#### PROMPT:
Every line below that mentions the word "designation" should be copied out.

PROVIDED RECORDS: Begin

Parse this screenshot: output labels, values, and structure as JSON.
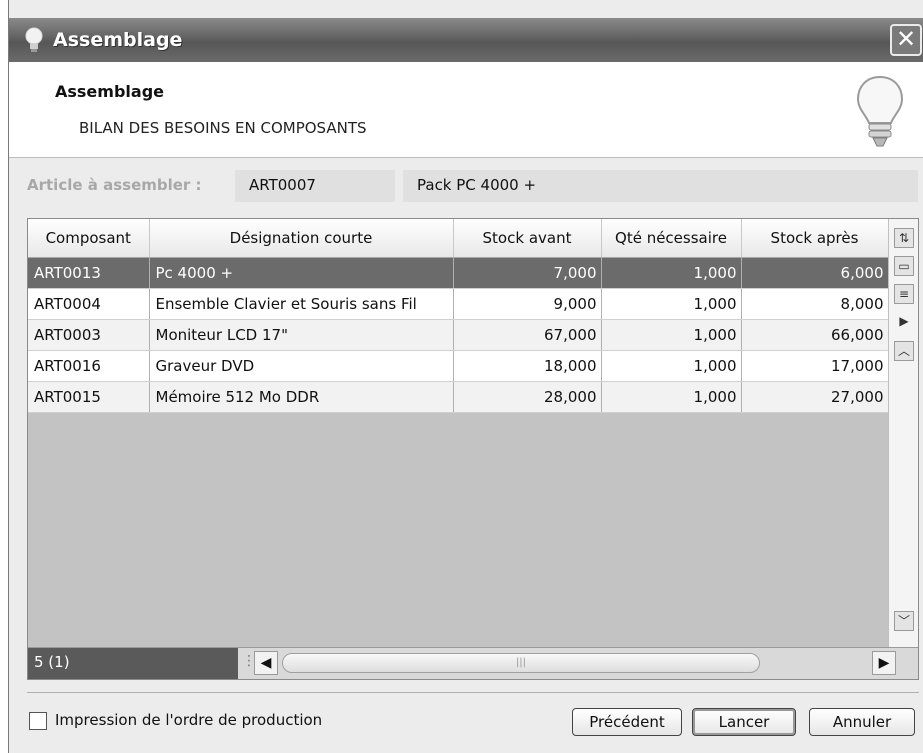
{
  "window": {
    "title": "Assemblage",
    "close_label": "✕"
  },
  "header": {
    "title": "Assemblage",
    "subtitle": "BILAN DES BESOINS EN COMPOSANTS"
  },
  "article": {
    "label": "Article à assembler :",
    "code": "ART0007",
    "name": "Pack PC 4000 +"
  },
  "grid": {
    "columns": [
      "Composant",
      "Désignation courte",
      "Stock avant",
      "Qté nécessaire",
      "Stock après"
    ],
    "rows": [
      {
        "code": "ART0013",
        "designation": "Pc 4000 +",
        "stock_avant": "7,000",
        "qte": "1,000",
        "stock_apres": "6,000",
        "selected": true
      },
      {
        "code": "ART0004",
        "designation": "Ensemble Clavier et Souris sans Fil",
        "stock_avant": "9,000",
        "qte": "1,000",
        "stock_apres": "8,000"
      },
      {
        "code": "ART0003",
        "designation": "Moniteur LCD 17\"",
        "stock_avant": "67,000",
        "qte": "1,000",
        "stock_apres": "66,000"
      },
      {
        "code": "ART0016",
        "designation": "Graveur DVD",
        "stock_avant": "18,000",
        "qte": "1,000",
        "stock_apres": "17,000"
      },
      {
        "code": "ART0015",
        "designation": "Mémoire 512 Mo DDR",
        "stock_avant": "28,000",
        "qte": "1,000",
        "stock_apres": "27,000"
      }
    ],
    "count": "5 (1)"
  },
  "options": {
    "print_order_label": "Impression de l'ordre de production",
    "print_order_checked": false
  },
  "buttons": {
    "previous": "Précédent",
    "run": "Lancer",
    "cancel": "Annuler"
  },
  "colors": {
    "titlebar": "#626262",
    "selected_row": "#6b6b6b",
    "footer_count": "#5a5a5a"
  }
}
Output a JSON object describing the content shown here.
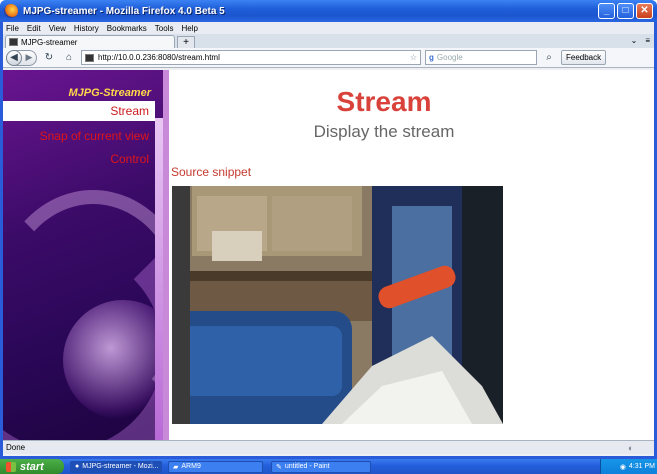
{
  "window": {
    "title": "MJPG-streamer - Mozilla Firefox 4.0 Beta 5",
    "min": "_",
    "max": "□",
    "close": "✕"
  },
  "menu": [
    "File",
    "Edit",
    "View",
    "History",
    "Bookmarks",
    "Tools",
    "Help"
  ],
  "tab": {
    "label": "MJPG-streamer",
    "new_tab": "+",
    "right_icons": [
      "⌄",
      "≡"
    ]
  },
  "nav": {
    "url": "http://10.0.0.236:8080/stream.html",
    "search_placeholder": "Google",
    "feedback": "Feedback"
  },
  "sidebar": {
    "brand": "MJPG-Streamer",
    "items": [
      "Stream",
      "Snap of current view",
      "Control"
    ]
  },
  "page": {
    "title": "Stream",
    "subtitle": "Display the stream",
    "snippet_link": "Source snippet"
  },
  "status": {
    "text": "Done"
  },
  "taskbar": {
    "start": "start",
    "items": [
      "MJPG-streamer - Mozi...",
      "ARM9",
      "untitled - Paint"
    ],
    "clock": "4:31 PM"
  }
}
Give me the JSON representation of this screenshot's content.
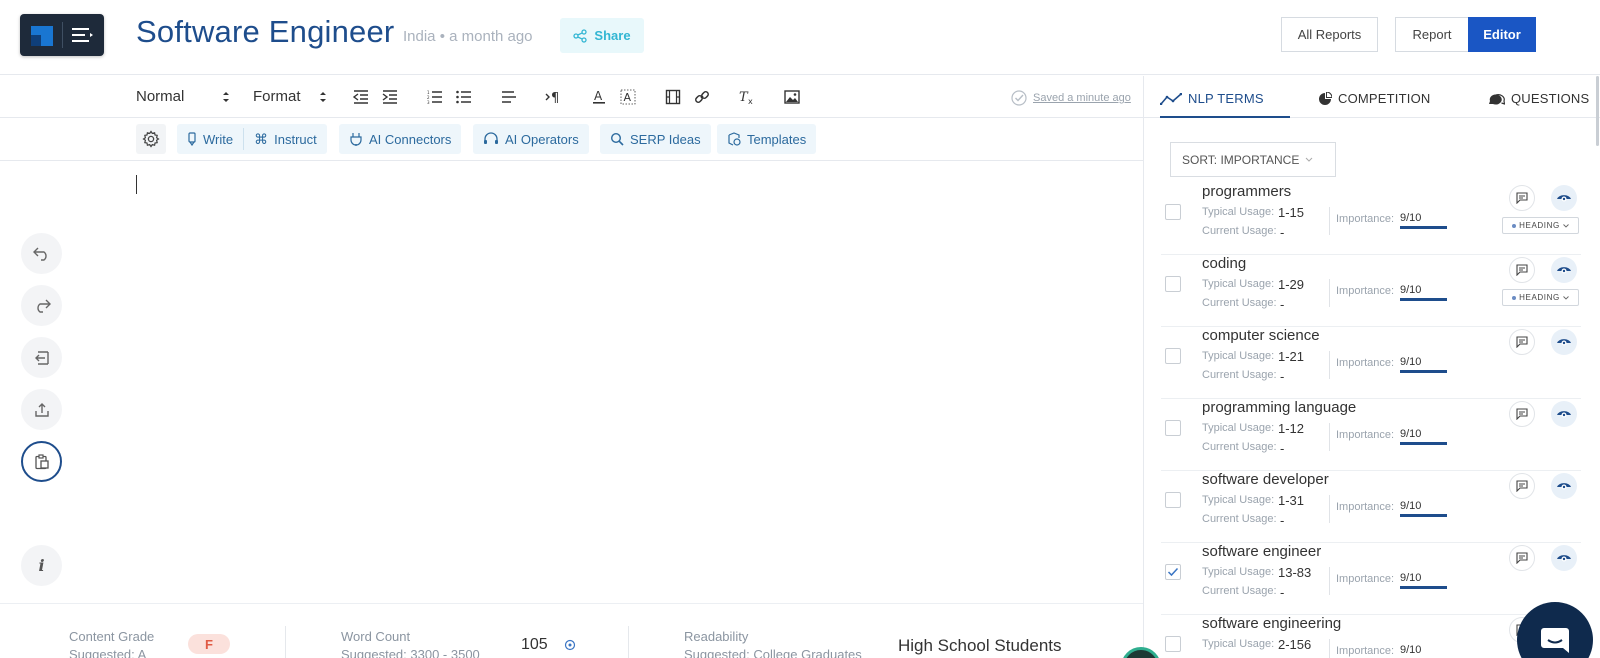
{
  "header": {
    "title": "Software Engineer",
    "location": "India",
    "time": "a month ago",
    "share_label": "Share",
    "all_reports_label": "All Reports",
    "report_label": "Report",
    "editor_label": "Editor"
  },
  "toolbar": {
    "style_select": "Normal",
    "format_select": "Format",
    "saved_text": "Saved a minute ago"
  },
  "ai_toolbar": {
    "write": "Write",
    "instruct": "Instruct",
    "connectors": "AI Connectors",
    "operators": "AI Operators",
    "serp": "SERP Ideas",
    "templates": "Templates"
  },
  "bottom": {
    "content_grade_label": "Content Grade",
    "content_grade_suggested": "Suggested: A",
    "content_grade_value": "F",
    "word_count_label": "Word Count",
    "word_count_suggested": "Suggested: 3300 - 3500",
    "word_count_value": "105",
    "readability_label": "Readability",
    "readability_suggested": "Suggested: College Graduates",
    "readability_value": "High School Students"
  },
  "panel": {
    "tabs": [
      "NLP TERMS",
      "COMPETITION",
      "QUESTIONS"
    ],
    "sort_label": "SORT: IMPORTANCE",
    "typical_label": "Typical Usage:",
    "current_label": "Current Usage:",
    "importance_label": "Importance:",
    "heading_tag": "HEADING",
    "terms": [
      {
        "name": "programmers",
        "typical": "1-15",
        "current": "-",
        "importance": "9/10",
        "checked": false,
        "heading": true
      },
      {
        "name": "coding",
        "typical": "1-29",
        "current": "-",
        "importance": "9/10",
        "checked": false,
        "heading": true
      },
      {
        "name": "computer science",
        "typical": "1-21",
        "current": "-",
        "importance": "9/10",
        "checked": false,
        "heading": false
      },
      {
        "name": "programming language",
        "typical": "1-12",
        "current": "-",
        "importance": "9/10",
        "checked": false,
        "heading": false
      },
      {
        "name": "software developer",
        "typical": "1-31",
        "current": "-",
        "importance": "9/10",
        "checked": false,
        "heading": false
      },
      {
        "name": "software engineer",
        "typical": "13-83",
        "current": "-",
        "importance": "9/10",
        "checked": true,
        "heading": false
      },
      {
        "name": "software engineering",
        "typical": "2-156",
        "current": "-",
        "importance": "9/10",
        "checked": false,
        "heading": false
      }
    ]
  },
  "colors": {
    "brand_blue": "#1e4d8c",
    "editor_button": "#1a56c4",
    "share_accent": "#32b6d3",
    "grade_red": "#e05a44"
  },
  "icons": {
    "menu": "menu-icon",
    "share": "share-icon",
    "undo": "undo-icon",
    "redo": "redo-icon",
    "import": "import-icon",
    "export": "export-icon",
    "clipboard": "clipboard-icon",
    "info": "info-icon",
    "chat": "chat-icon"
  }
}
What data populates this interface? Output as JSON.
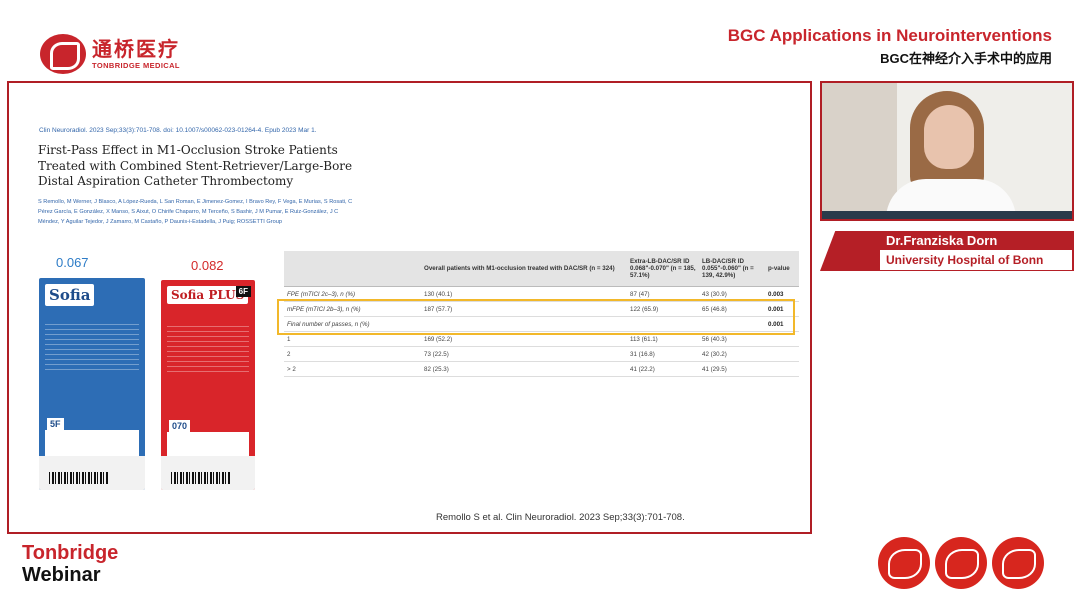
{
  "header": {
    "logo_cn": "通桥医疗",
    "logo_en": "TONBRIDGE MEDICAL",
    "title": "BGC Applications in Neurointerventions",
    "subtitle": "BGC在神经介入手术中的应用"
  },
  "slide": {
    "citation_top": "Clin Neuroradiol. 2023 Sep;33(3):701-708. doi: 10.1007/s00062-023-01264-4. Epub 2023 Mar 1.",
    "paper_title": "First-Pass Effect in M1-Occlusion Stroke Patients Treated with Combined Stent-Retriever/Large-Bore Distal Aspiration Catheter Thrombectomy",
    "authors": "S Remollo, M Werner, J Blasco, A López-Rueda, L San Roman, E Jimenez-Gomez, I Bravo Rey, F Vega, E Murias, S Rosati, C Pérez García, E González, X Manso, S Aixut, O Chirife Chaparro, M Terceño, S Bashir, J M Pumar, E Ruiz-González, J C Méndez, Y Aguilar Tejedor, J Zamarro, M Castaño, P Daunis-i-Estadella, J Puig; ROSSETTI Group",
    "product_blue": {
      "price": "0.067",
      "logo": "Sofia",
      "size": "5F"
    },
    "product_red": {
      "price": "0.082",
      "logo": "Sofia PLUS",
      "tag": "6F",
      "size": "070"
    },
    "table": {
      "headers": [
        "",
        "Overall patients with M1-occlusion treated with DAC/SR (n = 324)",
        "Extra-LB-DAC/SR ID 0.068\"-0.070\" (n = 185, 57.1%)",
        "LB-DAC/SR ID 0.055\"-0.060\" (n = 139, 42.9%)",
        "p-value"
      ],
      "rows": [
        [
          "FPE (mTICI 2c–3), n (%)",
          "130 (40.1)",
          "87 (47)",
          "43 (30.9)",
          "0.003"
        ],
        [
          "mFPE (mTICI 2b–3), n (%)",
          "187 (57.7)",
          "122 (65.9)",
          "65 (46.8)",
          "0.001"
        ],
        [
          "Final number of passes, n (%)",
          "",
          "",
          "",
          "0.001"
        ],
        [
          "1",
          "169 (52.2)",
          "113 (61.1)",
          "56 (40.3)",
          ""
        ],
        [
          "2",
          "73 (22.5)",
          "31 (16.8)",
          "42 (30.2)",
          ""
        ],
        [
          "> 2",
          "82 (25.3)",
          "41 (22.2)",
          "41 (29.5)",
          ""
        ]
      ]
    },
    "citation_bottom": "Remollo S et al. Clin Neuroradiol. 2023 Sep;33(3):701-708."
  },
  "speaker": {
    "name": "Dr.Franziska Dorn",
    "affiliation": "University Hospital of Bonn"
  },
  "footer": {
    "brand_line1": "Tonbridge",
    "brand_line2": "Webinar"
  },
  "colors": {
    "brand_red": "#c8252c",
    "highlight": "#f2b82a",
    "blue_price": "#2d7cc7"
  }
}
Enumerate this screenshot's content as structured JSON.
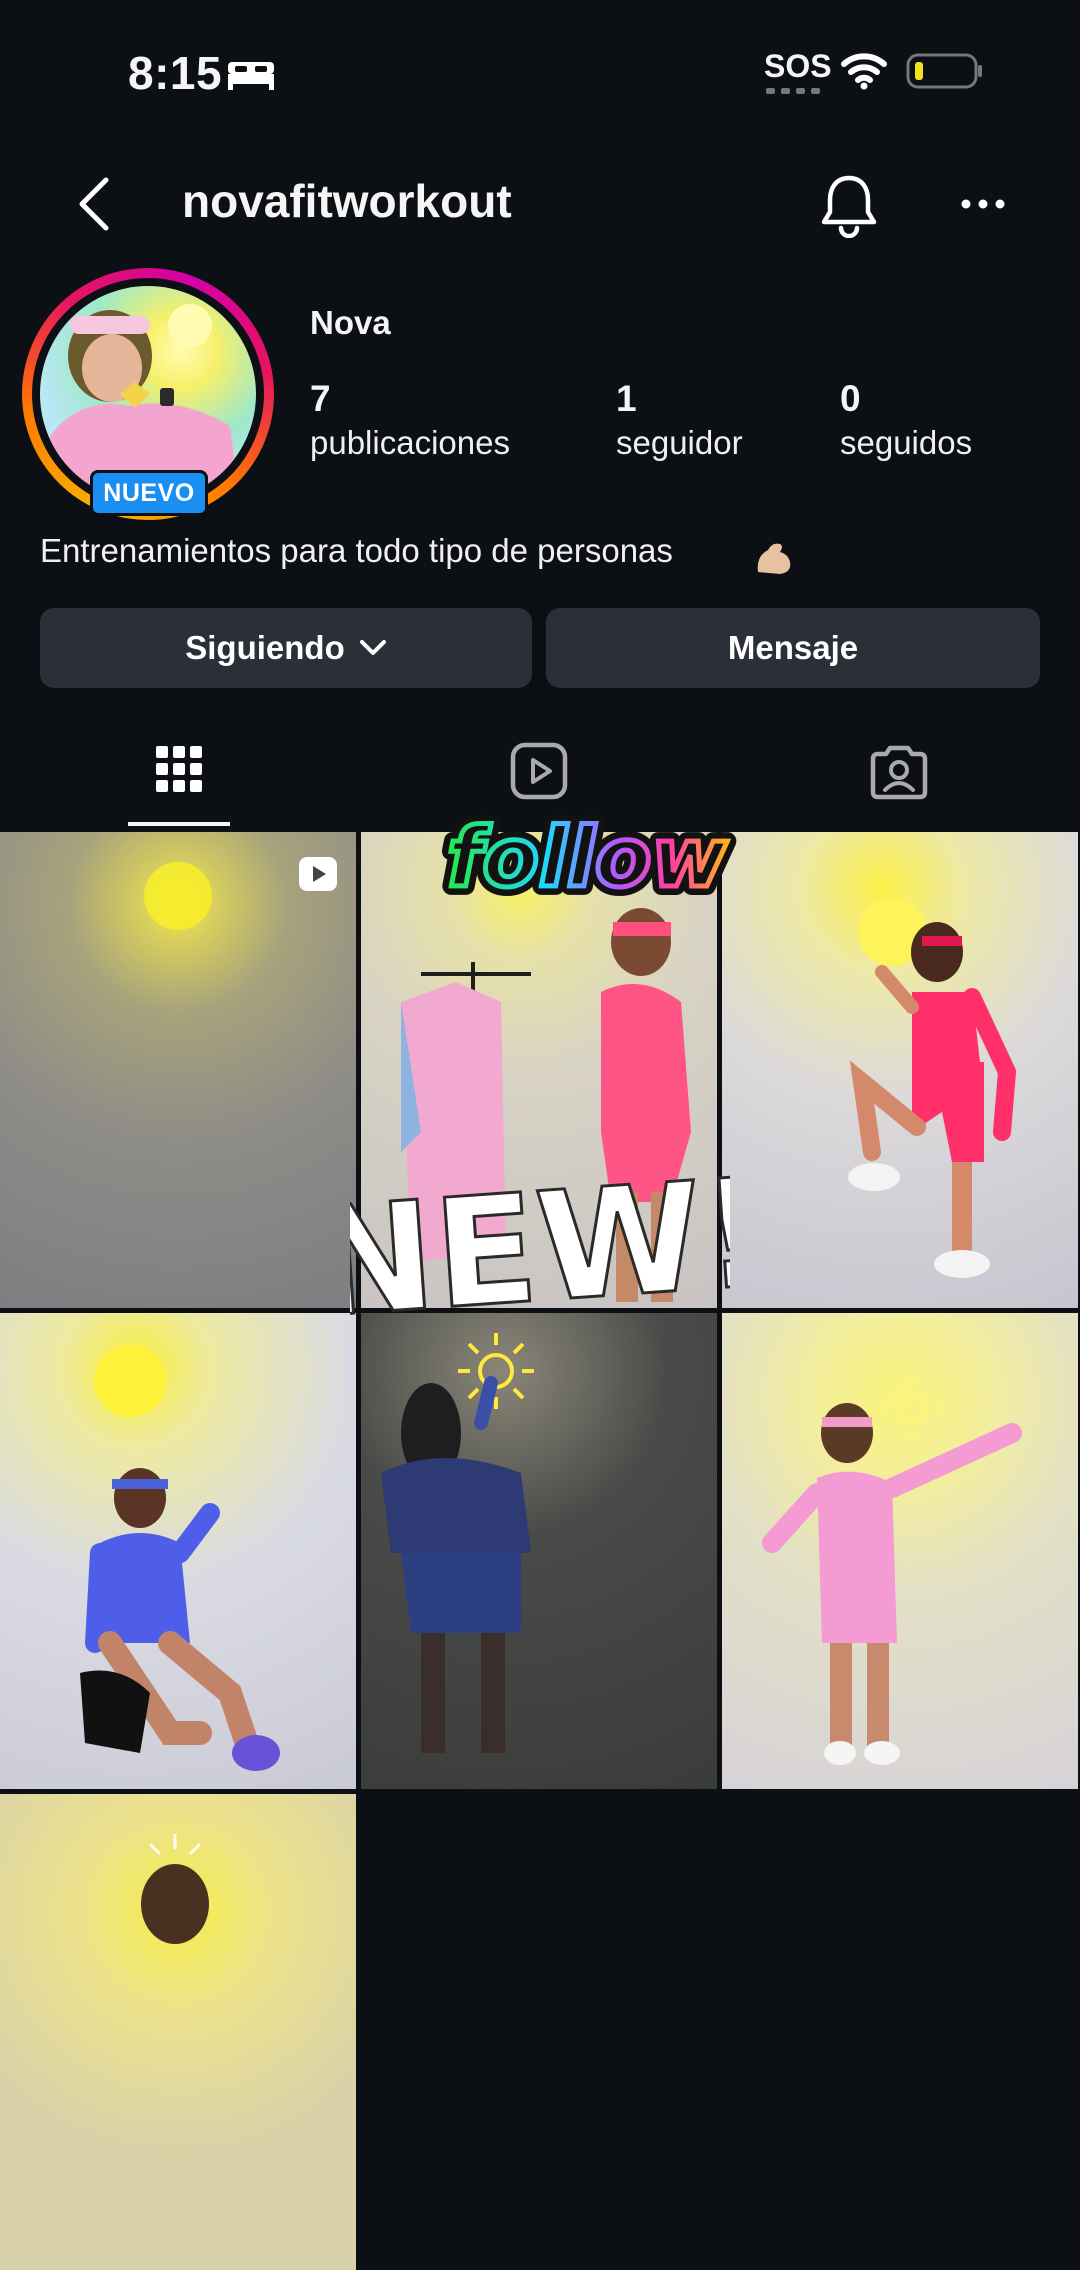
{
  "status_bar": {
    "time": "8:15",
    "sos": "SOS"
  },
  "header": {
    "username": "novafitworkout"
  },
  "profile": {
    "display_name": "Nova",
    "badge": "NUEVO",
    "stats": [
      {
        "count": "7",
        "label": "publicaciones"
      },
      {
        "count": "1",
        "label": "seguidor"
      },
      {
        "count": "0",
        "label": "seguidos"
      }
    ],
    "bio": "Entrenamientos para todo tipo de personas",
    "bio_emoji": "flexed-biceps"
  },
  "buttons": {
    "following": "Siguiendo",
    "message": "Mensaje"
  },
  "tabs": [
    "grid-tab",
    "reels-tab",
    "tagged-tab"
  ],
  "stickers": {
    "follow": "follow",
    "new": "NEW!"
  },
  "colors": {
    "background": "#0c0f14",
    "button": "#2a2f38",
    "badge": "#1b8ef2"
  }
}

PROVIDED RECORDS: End

#### RESPONSE TO THE EXERCISE:
        "designation": "Pc 4000 +",
        "designation": "Ensemble Clavier et Souris sans Fil",
        "designation": "Moniteur LCD 17\"",
        "designation": "Graveur DVD",
        "designation": "Mémoire 512 Mo DDR",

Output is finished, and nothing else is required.